Remember ‘College Boy (uncredited)’ from the 1984 Goldie Hawn comedy vehicle Protocol? You should have kept your eye on him, you never know who’s going to grow up to be president.
That’s exactly what Michel (yes, it’s spelled wrong all over the internet) Gill went and did. After a couple of decades under the radar in roles on soap All My Children and The Good Wife, Gill ended up playing none other than President Garrett Walker opposite one Kevin Spacey in Netflix’s wildly successful House of Cards.
We asked the 53 year old about politics, acting, and being the smartest dupe in the White House at the hands of Spacey’s conniving Frank Underwood.
President Walker is a pretty good role to have in a pretty great series.
And I can never hear it enough because it’s so exciting that it’s been received the way it is. I’m just so thrilled about that.
Tell us a bit of the journey President Walker goes on in season two of House of Cards.
I think the best way to say that and not give anything away is that you’re going to see more of his humanity and get to know him a little better.
Last season he was sort of inaccessible, you had your two minutes with him and then you got out. It was about Frank trying to get into that office more to do his thing. Now he’s little closer in and so there’s more of an art to our scenes and our story.
Some people have described Garret as ‘mysterious’. Is that a good take on him?
It depends if you’re talking to the Garret Walker or you’re talking to me, and they’re very different perspectives. The perspective we get from Garret was really unexpected, doing all that sort of back door stuff with Raymond Tusk [the industrialist Walker assigned Frank to visit to sound out about the vice presidency, not realising the true mission was for Tusk to assess Frank’s suitability instead]. That created a bit of a mystery and a bit of ‘who is this guy?’ and that’s kind of cool.
He was also an interesting character in season one because out of everybody he seemed to know the least about what was going on.
That’s right, and that’s hard as an actor playing the part. If anyone asks what it’s like being manipulated by Frank Underwood he wouldn’t know what you’re talking about, because he doesn’t think he’s being manipulated at all, the audience might but from his perspective Frank’s just one of many advisors.
It must be doubly tricky because he’s a very smart guy even though he’s being played so much.
Exactly. If you read Shakespeare and look at Richard III or Iago in Othello, just twisting Othello around, you kind of ask ‘is he kidding?’ Othello’s this great leader, how can he possibly be this manipulated?
And you sit through a 3-hour production of it and really go with the journey because it’s very dramatic and classical. And [House of Cards creator] Beau Willimon has taken that model and imposed it on a very modern, contemporary, system. Frank Underwood is this terrific Richard III or Iago.
Talk about the production itself. Obviously you have to shoot and finalise every episode in the season before they’re available. Does it make it tricky to keep secrets?

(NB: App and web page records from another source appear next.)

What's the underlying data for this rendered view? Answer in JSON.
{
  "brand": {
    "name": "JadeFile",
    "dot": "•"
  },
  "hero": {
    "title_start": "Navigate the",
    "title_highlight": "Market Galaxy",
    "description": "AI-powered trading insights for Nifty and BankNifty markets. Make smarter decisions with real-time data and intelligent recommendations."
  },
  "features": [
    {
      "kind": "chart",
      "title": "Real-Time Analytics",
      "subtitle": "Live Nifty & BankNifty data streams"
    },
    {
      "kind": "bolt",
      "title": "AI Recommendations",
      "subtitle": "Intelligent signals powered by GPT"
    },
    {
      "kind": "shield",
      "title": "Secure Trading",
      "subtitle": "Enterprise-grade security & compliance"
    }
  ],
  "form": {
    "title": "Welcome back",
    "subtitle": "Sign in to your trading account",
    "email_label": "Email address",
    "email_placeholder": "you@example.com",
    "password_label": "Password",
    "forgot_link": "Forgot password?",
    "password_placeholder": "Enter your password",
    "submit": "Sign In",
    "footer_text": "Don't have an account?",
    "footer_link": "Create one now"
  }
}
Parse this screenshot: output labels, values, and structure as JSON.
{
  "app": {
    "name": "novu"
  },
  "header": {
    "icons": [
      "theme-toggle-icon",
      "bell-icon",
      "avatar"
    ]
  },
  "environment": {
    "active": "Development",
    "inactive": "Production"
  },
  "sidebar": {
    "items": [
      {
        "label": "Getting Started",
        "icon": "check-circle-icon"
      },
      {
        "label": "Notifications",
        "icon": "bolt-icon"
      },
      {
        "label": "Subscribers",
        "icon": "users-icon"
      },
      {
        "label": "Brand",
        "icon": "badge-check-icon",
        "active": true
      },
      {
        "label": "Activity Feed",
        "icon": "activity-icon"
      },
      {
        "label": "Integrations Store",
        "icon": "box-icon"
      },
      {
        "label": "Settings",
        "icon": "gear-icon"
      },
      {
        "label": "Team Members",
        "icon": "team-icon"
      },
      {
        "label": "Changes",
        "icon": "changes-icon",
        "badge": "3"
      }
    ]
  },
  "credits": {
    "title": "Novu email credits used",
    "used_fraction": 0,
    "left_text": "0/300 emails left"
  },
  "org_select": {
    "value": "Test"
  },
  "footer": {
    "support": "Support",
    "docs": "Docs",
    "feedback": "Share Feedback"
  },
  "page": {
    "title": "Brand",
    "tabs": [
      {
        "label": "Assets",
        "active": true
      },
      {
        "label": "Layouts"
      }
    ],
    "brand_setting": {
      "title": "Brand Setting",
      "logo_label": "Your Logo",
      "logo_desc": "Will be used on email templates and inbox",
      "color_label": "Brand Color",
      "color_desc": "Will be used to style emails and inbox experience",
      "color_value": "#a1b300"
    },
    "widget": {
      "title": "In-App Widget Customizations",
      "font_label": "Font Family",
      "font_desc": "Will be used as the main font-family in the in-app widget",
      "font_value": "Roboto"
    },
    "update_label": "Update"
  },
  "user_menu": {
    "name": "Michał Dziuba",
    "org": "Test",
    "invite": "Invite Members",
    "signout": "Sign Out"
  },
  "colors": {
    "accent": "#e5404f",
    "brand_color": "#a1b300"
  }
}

I tease everybody when they ask me questions, but it hasn’t been that difficult. Everyone who works on it is closely monitored and nobody wants to spoil it, so we’re very careful about that.
Have you been flooded with offers since House of Cards?
Not right now but it’s got a little more exposure this year so I hope I get a little bit more. Actors are actors, we go from job to job and it’s a hard slog but I hope it’s opened doors.
How about the opposite effect? It’s a very visible role though in such a high profile project. Any danger of typecasting and just being the ‘president guy’?
[Laughing] I don’t know about my profile, nobody really recognises me. During hiatus I grow a beard. I don’t really know anything about what’s going on around me except for being so lucky and fortunate to enjoy this job so much. Working with Kevin and the crew has been a terrific experience.